- _WHAT THIS TASK INVOLVES_
Please return every line below that contains the string "title".

- _DATA_
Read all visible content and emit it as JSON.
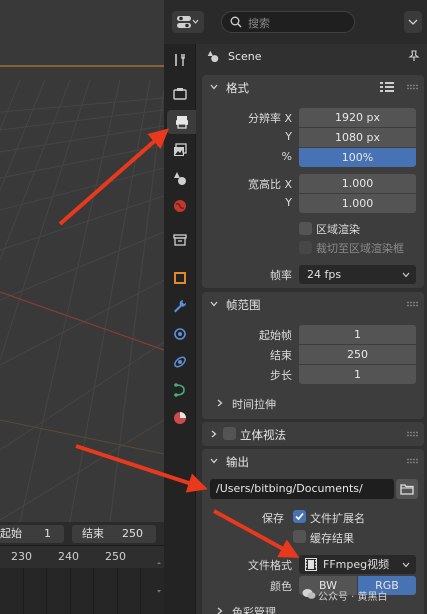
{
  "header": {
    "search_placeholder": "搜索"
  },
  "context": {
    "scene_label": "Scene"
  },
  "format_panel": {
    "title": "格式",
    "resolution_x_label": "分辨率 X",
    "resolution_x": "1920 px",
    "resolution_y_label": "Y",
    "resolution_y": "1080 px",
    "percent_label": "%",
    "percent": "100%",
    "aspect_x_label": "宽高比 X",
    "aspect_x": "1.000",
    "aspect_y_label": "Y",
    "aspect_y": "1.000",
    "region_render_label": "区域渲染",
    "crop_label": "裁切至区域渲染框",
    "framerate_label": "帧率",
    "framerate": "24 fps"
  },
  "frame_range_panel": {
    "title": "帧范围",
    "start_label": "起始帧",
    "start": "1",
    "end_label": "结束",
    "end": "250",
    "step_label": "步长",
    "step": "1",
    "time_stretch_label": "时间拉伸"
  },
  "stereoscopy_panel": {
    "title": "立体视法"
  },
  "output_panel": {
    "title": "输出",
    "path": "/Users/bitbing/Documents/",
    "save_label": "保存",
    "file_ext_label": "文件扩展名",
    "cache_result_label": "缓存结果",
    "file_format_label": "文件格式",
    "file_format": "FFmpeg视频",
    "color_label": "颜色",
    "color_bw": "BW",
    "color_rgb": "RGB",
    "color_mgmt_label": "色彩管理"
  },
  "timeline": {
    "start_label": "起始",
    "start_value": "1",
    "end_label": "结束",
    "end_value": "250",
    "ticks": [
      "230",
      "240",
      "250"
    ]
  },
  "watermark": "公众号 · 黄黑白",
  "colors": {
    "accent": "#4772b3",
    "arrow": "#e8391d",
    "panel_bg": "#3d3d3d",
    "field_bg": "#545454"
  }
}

- _RESULT OF THE TASK_
    "title": "格式",
    "title": "帧范围",
    "title": "立体视法"
    "title": "输出",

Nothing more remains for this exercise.